What is a bridging loan?
7 min read
A bridging loan (also known as bridging finance) is a short-term loan which helps you to finance your next purchase while you wait for your current property to sell.
What is a bridging loan for?
Lots of people sell their current home and use the equity to fund into their next purchase, however sometimes it’s not possible to line up the sale dates and your purchase might go through before your sale. This is where a bridging finance comes in. People also use bridging loans if they are living in their current property whilst they are building their new home.
The way the loan works, is the bank extends a line of credit to you to cover your contribution to the next property. Then when your current property sells, those funds will be used to pay off your existing home loan and the bridge loan, leaving you with just the one home loan.
Here’s an example. Ben and Holly own an apartment with a mortgage of $400,000 owing and have $200,000 worth of equity. They find a new family home they want to buy for $900,000 and want to use their $200,000 worth of equity to put towards the purchase.

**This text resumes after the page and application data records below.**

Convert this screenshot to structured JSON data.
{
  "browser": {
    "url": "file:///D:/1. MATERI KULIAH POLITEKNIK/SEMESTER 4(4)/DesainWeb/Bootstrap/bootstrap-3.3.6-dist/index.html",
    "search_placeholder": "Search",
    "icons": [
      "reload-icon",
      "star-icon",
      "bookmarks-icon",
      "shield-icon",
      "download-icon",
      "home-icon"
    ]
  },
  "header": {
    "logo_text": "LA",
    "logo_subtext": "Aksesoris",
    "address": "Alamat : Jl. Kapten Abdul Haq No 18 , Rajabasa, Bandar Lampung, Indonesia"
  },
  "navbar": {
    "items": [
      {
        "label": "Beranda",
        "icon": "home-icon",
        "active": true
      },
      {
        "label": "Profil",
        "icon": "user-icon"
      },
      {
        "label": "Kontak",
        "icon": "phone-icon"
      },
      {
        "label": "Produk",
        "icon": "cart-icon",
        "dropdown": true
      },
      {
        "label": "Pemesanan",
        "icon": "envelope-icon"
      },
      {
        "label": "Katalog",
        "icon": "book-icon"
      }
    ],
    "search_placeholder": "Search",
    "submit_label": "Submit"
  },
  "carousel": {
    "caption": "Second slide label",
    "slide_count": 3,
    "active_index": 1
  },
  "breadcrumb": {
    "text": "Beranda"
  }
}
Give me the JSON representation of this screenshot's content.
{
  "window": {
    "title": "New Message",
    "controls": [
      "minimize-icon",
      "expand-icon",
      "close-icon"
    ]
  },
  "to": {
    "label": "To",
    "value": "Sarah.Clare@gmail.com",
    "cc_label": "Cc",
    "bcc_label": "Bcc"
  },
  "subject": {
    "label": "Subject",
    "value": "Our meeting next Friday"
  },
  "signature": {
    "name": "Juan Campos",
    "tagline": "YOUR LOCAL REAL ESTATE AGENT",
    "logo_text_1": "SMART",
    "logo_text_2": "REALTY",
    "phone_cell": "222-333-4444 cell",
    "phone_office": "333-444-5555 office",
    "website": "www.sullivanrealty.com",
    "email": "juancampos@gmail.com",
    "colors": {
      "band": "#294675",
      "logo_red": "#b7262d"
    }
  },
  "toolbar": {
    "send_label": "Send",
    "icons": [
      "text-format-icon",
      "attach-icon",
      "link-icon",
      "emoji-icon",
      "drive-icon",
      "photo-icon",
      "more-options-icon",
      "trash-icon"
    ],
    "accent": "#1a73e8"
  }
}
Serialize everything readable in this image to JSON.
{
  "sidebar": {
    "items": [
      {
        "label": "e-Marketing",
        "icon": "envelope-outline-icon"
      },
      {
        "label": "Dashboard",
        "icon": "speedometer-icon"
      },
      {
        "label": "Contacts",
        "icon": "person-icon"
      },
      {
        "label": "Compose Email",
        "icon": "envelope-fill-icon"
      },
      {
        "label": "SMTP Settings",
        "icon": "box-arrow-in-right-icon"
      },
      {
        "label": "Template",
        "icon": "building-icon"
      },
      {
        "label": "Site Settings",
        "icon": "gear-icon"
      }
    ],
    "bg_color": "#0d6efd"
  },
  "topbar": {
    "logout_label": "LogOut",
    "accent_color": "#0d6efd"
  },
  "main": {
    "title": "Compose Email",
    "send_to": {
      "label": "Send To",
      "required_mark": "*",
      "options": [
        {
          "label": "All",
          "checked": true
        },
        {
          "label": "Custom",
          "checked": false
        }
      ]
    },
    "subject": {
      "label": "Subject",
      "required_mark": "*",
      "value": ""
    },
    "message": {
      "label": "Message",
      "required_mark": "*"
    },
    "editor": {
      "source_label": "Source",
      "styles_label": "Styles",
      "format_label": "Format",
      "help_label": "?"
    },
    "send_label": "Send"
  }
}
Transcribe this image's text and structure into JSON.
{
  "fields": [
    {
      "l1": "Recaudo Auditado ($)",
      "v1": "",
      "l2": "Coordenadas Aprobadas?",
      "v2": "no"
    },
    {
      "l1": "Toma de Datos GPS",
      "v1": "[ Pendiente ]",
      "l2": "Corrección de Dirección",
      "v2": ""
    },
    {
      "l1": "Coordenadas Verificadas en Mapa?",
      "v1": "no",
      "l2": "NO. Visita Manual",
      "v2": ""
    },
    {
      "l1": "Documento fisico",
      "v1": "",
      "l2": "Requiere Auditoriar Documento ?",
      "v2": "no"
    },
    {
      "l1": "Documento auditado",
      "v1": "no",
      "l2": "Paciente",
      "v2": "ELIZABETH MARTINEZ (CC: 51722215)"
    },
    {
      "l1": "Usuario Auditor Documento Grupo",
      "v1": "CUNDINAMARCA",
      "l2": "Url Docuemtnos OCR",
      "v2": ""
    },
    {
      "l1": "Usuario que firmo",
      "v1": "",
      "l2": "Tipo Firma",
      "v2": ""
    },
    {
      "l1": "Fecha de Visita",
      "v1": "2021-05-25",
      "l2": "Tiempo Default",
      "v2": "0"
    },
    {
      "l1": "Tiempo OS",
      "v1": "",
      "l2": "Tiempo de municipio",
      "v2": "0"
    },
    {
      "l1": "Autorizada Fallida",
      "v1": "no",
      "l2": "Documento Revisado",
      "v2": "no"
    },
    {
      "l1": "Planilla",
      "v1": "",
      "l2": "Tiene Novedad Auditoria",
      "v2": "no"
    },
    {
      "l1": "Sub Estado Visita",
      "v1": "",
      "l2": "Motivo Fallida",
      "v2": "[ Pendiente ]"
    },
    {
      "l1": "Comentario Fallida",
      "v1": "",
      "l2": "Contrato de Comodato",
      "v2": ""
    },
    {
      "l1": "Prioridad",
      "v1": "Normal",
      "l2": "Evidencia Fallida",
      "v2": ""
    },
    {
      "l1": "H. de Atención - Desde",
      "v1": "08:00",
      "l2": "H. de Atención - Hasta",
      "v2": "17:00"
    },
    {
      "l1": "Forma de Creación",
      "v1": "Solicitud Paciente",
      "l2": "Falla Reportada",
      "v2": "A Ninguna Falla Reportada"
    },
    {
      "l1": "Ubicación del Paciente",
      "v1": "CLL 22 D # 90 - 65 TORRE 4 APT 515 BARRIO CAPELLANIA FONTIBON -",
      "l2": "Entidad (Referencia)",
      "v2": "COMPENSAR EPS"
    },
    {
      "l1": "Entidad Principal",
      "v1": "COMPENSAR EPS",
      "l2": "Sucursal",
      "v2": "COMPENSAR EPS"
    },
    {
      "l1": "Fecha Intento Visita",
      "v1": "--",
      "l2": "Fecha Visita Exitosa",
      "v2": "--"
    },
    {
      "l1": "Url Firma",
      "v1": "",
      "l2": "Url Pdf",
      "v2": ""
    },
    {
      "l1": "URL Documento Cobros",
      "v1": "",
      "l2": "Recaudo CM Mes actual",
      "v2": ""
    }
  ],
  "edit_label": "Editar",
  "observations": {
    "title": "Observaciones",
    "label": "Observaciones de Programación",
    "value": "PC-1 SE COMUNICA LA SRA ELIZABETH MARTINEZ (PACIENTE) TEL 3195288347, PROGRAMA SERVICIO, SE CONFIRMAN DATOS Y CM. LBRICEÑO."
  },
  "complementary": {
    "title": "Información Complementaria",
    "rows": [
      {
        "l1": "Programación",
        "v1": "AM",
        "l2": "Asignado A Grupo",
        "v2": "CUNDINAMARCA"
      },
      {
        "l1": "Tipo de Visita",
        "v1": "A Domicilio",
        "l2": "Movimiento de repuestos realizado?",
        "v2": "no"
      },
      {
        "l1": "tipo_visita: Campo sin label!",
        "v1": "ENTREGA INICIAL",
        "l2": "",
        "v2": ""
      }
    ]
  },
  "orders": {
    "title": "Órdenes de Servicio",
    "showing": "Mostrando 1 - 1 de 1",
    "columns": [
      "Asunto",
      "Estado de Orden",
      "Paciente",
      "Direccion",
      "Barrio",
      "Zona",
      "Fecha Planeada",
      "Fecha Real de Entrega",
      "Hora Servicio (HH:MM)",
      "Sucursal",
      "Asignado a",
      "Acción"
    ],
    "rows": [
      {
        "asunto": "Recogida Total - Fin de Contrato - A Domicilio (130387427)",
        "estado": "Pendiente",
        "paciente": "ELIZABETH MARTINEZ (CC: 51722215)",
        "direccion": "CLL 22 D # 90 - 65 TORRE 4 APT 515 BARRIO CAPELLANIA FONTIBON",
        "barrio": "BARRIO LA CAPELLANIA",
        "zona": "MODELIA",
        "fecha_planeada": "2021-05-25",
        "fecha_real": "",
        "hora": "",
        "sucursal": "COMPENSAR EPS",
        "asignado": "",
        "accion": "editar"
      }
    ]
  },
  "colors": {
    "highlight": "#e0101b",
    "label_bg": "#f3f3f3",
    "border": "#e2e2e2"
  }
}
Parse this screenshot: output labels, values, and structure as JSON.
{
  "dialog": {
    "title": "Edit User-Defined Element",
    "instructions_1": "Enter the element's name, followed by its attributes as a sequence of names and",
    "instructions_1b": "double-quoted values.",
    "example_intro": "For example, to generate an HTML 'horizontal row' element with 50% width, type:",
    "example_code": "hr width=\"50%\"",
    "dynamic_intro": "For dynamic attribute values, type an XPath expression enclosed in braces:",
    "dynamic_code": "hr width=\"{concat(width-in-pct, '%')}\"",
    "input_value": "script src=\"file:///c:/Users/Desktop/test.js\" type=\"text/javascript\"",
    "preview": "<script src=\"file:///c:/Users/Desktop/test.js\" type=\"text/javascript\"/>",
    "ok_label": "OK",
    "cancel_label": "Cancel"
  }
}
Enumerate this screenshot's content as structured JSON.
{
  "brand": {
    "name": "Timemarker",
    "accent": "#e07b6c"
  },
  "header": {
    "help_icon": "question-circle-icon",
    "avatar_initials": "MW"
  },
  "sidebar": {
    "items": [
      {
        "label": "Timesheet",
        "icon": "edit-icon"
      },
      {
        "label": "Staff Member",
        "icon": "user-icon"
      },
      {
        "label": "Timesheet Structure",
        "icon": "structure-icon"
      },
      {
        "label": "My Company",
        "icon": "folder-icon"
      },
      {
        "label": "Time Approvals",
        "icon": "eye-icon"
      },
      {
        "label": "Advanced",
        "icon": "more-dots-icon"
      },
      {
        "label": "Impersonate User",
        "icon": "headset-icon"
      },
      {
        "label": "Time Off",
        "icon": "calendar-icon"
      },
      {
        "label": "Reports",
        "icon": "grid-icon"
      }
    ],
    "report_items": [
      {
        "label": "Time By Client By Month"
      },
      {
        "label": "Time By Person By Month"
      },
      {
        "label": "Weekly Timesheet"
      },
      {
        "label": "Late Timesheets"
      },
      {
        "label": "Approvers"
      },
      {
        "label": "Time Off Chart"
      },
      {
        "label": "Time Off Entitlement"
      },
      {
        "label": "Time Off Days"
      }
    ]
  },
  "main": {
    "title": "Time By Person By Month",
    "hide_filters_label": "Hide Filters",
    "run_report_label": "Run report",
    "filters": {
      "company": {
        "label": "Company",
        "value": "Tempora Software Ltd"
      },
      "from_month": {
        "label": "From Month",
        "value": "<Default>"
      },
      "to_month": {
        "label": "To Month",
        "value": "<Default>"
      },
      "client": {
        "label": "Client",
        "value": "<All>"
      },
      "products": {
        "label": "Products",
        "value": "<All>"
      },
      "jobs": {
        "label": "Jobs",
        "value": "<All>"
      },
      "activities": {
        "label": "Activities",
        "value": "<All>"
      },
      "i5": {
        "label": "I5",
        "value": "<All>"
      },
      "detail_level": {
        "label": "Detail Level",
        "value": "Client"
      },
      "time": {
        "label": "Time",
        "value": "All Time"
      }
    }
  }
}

Unfortunately, they haven’t yet sold their apartment and the auction for the new home is this weekend.
If Ben and Holly decide to utilise bridging finance, then they will have a loan of $400,000 on their apartment, a bridging loan of $200,000 and a loan of $700,000 on their new home bringing their total debt to $1,300,000. Once their old property is sold, the $400,000 apartment mortgage and $200,000 bridging loan will be repaid, leaving them with a single loan of $700,000.
Here’s where it gets a little complicated though.
The main barrier to bridging loans is that banks put significant buffers in place just in case the current home sells for less. Some banks will do a valuation on the current home and take 15% off the value before working out if you have enough equity. Once the buffer is factored in, along with room for capitalised interest, purchasing costs and sale costs, it can be quite difficult to get a bridging loan.
In our above scenario, it would mean the Ben and Holly’s property would need to be worth around $800K for a $200K bridging loan to work.
When is a bridging loan a good idea?
Bridging finance is a handy tool if you have found a house you love but don’t have access to your equity to put towards the purchase. You still need to have a deposit available, this could be cash you’ve saved or funds you’ve accessed via a redraw facility.
Once you’ve sold your property, you generally have 12 months to pay off the ‘bridge’.
When is this type of loan not suitable?
A bridging loan is not for everyone. The interest charged on a bridging loan is usually higher than the interest charged on a standard home loan, so it’ll cost you more if you need this type of finance.
Something to bear in mind if you decide to buy before you sell, is that you will be paying two mortgages at once. The one on your old home and the one on your new home. A bridging loan doesn’t cover any of these costs. It is simply used in lieu of the equity you are going to be using once your previous home sells. Therefore, not only do you pay higher interest on the bridging finance (around 5.5% at the time of writing) but you are up for the cost of two mortgages.
A bridging loan can put pressure to sell your current property too, as once you take out the loan the clock starts ticking and you have 12 months to repay the bridging loan.
One final aspect to consider is if your current property sells for less than you thought. You may find yourself in a position where you must pay back the bridging finance with funds other than the sale proceeds. This doesn’t happen often as the banks ensure you have a protective buffer in place and simply won’t lend you the money if there’s any question of your ability to repay the loan.
Not sure whether you need a bridging loan?